In 2018, PR should have a seat at the table and have the same goals as the rest of the company – goals that are tied to the success of that team (finance, IT, sales, marketing, etc.). This allows for all communications from various departments to be coordinated and have “one voice” of customer communication.
For example, PR should have input on sales collateral, landing page design, organic & paid social media campaigns, as well as normal media relations activities. This ensures that all messages and resources complement each other at each touchpoint of a truly integrated approach.
Just as PR should have a presence on multiple departmental teams, so should its strategies and tactics when working with those teams.
For example, including sales communication cadence when in content planning sessions and adding targeted media hits to ABM campaigns to establish third-party creditability.
PR in 2018 is all about developing and maintaining a relationship with prospects starting at the top of the funnel through their entire customer journey until they become a satisfied customer.
As mentioned above, PR in 2018 will be all about developing customer relationships. However, driving leads is the underlying metric by which all are measured.
One way PR can accomplish this is through thought leadership. A brand showing up in trusted, relevant outlets, not to simply promote their business but to provide insights into industry-wide trends and/or best practices is more likely to create a connection and conversation with targets.
Taking it one step further, though, we need to ensure that these articles incorporate the company’s top keywords. Oh, you didn’t think SEO fell into the PR bucket? Wrong. Implementing top keywords throughout an executive’s contributed articles will boost search rankings and even lead to more media opportunities (because what is one of the first things a reporter does when they start to write an article? Yep, they Google).
In short, 2017 was a transformational year for our beloved PR industry that came with its share of growing pains. However, with the lessons learned in 2017, a truly integrated approach and new digital and analytics tools at our disposal, PR is set to have 2018 that defies expectations and produces coordinated and amazing results for your business.

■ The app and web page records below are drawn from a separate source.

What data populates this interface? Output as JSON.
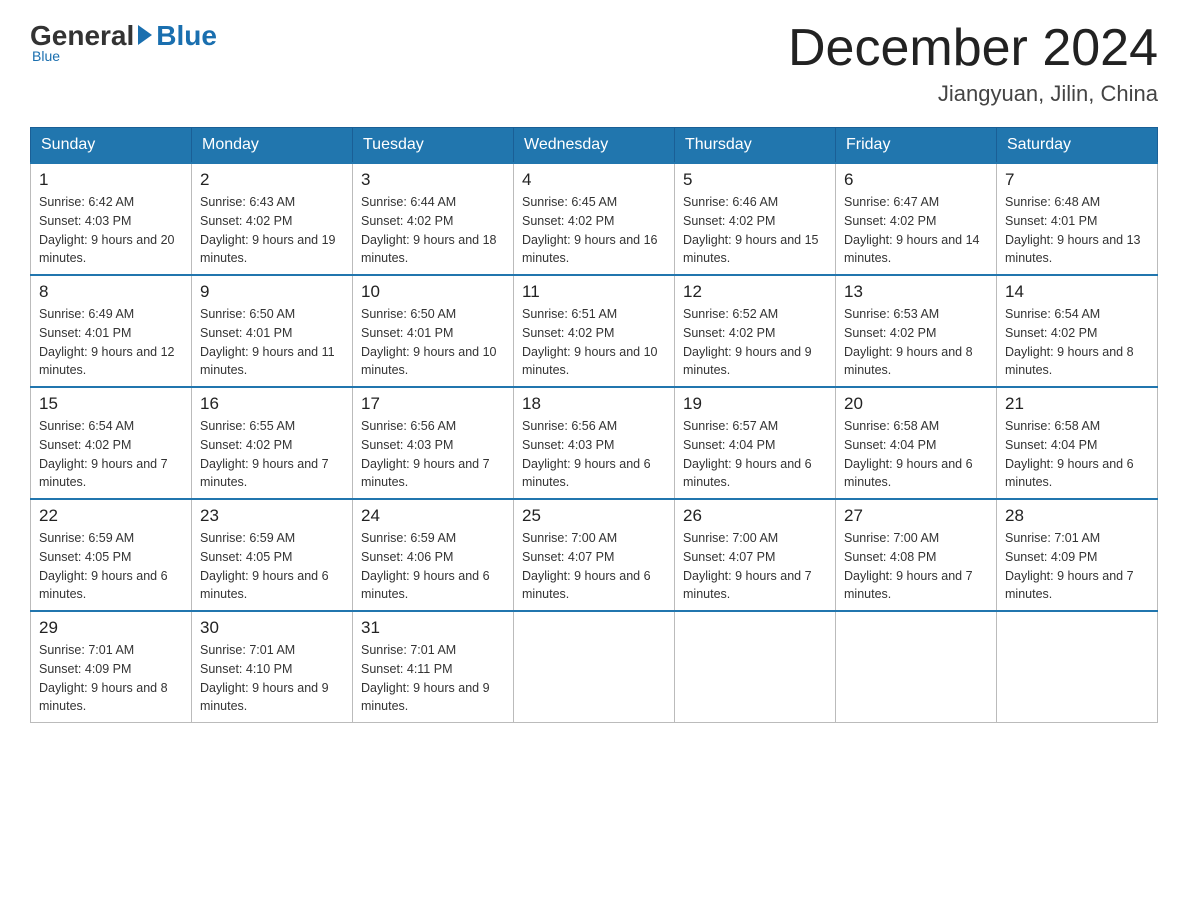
{
  "logo": {
    "general": "General",
    "blue": "Blue",
    "subtitle": "Blue"
  },
  "title": {
    "month": "December 2024",
    "location": "Jiangyuan, Jilin, China"
  },
  "days_of_week": [
    "Sunday",
    "Monday",
    "Tuesday",
    "Wednesday",
    "Thursday",
    "Friday",
    "Saturday"
  ],
  "weeks": [
    [
      {
        "day": "1",
        "sunrise": "6:42 AM",
        "sunset": "4:03 PM",
        "daylight": "9 hours and 20 minutes."
      },
      {
        "day": "2",
        "sunrise": "6:43 AM",
        "sunset": "4:02 PM",
        "daylight": "9 hours and 19 minutes."
      },
      {
        "day": "3",
        "sunrise": "6:44 AM",
        "sunset": "4:02 PM",
        "daylight": "9 hours and 18 minutes."
      },
      {
        "day": "4",
        "sunrise": "6:45 AM",
        "sunset": "4:02 PM",
        "daylight": "9 hours and 16 minutes."
      },
      {
        "day": "5",
        "sunrise": "6:46 AM",
        "sunset": "4:02 PM",
        "daylight": "9 hours and 15 minutes."
      },
      {
        "day": "6",
        "sunrise": "6:47 AM",
        "sunset": "4:02 PM",
        "daylight": "9 hours and 14 minutes."
      },
      {
        "day": "7",
        "sunrise": "6:48 AM",
        "sunset": "4:01 PM",
        "daylight": "9 hours and 13 minutes."
      }
    ],
    [
      {
        "day": "8",
        "sunrise": "6:49 AM",
        "sunset": "4:01 PM",
        "daylight": "9 hours and 12 minutes."
      },
      {
        "day": "9",
        "sunrise": "6:50 AM",
        "sunset": "4:01 PM",
        "daylight": "9 hours and 11 minutes."
      },
      {
        "day": "10",
        "sunrise": "6:50 AM",
        "sunset": "4:01 PM",
        "daylight": "9 hours and 10 minutes."
      },
      {
        "day": "11",
        "sunrise": "6:51 AM",
        "sunset": "4:02 PM",
        "daylight": "9 hours and 10 minutes."
      },
      {
        "day": "12",
        "sunrise": "6:52 AM",
        "sunset": "4:02 PM",
        "daylight": "9 hours and 9 minutes."
      },
      {
        "day": "13",
        "sunrise": "6:53 AM",
        "sunset": "4:02 PM",
        "daylight": "9 hours and 8 minutes."
      },
      {
        "day": "14",
        "sunrise": "6:54 AM",
        "sunset": "4:02 PM",
        "daylight": "9 hours and 8 minutes."
      }
    ],
    [
      {
        "day": "15",
        "sunrise": "6:54 AM",
        "sunset": "4:02 PM",
        "daylight": "9 hours and 7 minutes."
      },
      {
        "day": "16",
        "sunrise": "6:55 AM",
        "sunset": "4:02 PM",
        "daylight": "9 hours and 7 minutes."
      },
      {
        "day": "17",
        "sunrise": "6:56 AM",
        "sunset": "4:03 PM",
        "daylight": "9 hours and 7 minutes."
      },
      {
        "day": "18",
        "sunrise": "6:56 AM",
        "sunset": "4:03 PM",
        "daylight": "9 hours and 6 minutes."
      },
      {
        "day": "19",
        "sunrise": "6:57 AM",
        "sunset": "4:04 PM",
        "daylight": "9 hours and 6 minutes."
      },
      {
        "day": "20",
        "sunrise": "6:58 AM",
        "sunset": "4:04 PM",
        "daylight": "9 hours and 6 minutes."
      },
      {
        "day": "21",
        "sunrise": "6:58 AM",
        "sunset": "4:04 PM",
        "daylight": "9 hours and 6 minutes."
      }
    ],
    [
      {
        "day": "22",
        "sunrise": "6:59 AM",
        "sunset": "4:05 PM",
        "daylight": "9 hours and 6 minutes."
      },
      {
        "day": "23",
        "sunrise": "6:59 AM",
        "sunset": "4:05 PM",
        "daylight": "9 hours and 6 minutes."
      },
      {
        "day": "24",
        "sunrise": "6:59 AM",
        "sunset": "4:06 PM",
        "daylight": "9 hours and 6 minutes."
      },
      {
        "day": "25",
        "sunrise": "7:00 AM",
        "sunset": "4:07 PM",
        "daylight": "9 hours and 6 minutes."
      },
      {
        "day": "26",
        "sunrise": "7:00 AM",
        "sunset": "4:07 PM",
        "daylight": "9 hours and 7 minutes."
      },
      {
        "day": "27",
        "sunrise": "7:00 AM",
        "sunset": "4:08 PM",
        "daylight": "9 hours and 7 minutes."
      },
      {
        "day": "28",
        "sunrise": "7:01 AM",
        "sunset": "4:09 PM",
        "daylight": "9 hours and 7 minutes."
      }
    ],
    [
      {
        "day": "29",
        "sunrise": "7:01 AM",
        "sunset": "4:09 PM",
        "daylight": "9 hours and 8 minutes."
      },
      {
        "day": "30",
        "sunrise": "7:01 AM",
        "sunset": "4:10 PM",
        "daylight": "9 hours and 9 minutes."
      },
      {
        "day": "31",
        "sunrise": "7:01 AM",
        "sunset": "4:11 PM",
        "daylight": "9 hours and 9 minutes."
      },
      null,
      null,
      null,
      null
    ]
  ]
}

What does PR in 2018 look like in your eyes? Share your ideas, thoughts, and predictions by contributing to the Future of PR.